Nursing home residents prepare food for the hungry

LYNN -- For decades, Michael Kwiatek has volunteered at Phillips Manor nursing home in Lynn and My Brother's Table, the largest soup kitchen on the North Shore. But it was only six months ago that he realized there was a way to connect the two ministries.

Kwiatek is a Eucharistic minister and a member of the St. Vincent de Paul Society at Our Lady of the Assumption Parish in Lynn. He first came to Phillips Manor when a woman to whom he was delivering Holy Communion moved there. He then discovered that many of the residents are Catholic, and he began bringing Communion to them, as well. He has since taken on other roles for them, including playing Santa Claus and taking his grandchildren caroling there at Christmas.

Phillips Manor is a small, homelike facility, with 22 beds and 14 current residents. The youngest, at 65 years old, is Barbara Harrison, who is also part of the St. Vincent de Paul Society and receives Communion from Kwiatek each week.

Kwiatek also volunteers a few days a week at My Brother's Table, which provides hot meals and other services for the hungry and homeless every day. Some volunteers make sandwiches in their homes for the soup kitchen to distribute. About six months ago, Kwiatek realized that such a task might be a good activity for the Phillips Manor residents.

"I'm always looking for ways to make them feel like they're useful, not just sitting on a shelf doing nothing," he said.

Each Tuesday morning, he picks up bread, peanut butter and jelly from My Brother's Table, donated from the Greater Boston Food Bank and a local grocery store. He brings the supplies to Phillips Manor, and a handful of residents gather to prepare the sandwiches.

Since the residents have varying levels of ability -- some have experienced strokes, impaired sight or hearing, or dementia -- Kwiatek and the Manor staff set up an assembly line, so each person performs just one part of the sandwich-making process. One spreads the peanut butter, another spreads the jelly, another puts the bread together, and another puts the sandwich in a plastic bag. They work until they have gone through all the supplies, which usually takes about an hour and a half.

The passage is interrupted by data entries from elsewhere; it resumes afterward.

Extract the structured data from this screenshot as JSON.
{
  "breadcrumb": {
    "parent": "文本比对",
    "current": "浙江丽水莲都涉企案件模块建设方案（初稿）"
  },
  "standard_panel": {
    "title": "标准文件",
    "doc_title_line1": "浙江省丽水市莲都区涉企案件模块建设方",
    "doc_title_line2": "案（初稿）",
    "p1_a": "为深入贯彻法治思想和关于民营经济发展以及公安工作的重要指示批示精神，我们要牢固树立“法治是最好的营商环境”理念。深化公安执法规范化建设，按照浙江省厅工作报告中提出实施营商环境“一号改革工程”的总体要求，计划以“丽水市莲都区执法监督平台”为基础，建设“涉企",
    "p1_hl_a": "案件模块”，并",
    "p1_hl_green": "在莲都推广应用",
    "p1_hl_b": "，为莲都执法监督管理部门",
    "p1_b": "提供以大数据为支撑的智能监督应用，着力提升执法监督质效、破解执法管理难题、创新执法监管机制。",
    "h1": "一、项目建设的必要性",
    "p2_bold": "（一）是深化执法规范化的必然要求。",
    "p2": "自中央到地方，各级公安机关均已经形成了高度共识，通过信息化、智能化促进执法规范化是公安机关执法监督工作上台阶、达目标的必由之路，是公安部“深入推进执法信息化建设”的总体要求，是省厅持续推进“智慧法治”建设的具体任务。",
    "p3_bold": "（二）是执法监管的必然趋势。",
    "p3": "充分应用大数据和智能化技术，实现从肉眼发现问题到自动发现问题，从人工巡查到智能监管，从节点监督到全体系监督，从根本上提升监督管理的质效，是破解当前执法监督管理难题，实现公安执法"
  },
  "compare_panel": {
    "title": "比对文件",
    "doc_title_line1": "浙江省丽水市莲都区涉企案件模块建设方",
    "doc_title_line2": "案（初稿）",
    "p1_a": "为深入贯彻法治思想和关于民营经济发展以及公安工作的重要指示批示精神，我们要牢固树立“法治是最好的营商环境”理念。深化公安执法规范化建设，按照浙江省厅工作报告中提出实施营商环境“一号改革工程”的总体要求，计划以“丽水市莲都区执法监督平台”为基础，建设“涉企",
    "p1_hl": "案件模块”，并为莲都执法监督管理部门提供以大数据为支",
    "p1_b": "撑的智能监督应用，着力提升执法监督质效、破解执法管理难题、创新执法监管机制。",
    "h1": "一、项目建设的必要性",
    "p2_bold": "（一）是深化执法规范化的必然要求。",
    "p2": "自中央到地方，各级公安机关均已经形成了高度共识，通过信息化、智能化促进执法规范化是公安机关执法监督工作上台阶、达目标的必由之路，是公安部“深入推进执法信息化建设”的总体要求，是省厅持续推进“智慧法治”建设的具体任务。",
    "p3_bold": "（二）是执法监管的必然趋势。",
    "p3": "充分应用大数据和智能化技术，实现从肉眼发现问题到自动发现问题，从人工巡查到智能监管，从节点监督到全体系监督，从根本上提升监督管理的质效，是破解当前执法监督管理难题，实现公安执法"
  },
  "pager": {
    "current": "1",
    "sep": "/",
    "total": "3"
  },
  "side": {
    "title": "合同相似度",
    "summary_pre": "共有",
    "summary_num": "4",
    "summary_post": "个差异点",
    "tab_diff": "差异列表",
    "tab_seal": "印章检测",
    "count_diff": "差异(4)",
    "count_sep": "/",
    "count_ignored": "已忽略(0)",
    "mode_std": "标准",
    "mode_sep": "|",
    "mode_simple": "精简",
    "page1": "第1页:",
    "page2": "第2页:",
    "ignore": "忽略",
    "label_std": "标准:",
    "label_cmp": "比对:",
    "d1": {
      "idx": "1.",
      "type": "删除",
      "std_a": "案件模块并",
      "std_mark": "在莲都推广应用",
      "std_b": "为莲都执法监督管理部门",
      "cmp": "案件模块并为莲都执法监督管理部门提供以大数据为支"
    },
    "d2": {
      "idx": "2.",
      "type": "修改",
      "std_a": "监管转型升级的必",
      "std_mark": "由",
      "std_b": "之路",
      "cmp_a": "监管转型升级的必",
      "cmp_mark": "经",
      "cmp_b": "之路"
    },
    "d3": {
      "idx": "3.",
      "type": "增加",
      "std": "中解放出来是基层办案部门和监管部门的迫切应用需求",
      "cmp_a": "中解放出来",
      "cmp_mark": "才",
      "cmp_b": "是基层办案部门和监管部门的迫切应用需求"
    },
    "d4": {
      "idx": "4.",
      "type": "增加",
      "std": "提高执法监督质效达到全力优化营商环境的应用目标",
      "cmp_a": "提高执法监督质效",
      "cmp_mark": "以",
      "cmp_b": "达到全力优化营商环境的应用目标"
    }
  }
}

"It's like a challenge: can our stamina make it through all of this bread? And then we're covered with peanut butter and jelly afterward. It is quite comical!" Harrison said.

For the Phillips Manor residents, making the sandwiches is partly a social activity, as they listen to music and joke with each other while making the sandwiches. But it is also a form of service and a way to stay connected with the local community.

They usually make between 300 and 350 sandwiches, which Kwiatek then drops off at My Brother's Table to be distributed at lunchtime. Sometimes, homeless people hanging out near the soup kitchen see him delivering the food and offer a hand in exchange for a sandwich.

"Their eyes light up over a peanut butter and jelly sandwich. When you have a full belly, you don't realize how much it means," Kwiatek said.

Harrison said that as a Vincentian, she has always done things for other people. She thought that would have to end when she moved into Phillips Manor last year.

"I saw my life contributing and making a difference, and I came here and thought all that was going to stop, and it didn't," she said.

She expressed gratitude "to have something that you can do that's outside of yourself, so you're selfless, and it is contributing to society, but it's also feeding people that would go without otherwise."

"As I sit and have my meal after, I'm grateful that I have a meal and I have a roof over my head, and many people don't have that," Harrison said.

Now, when Kwiatek delivers Holy Communion on Sunday, the residents ask him if he will be coming on Tuesday.

"It's a beautiful, beautiful thing. It was really a lucky thought that I had, and it's turned out to be something they look forward to every week," he said.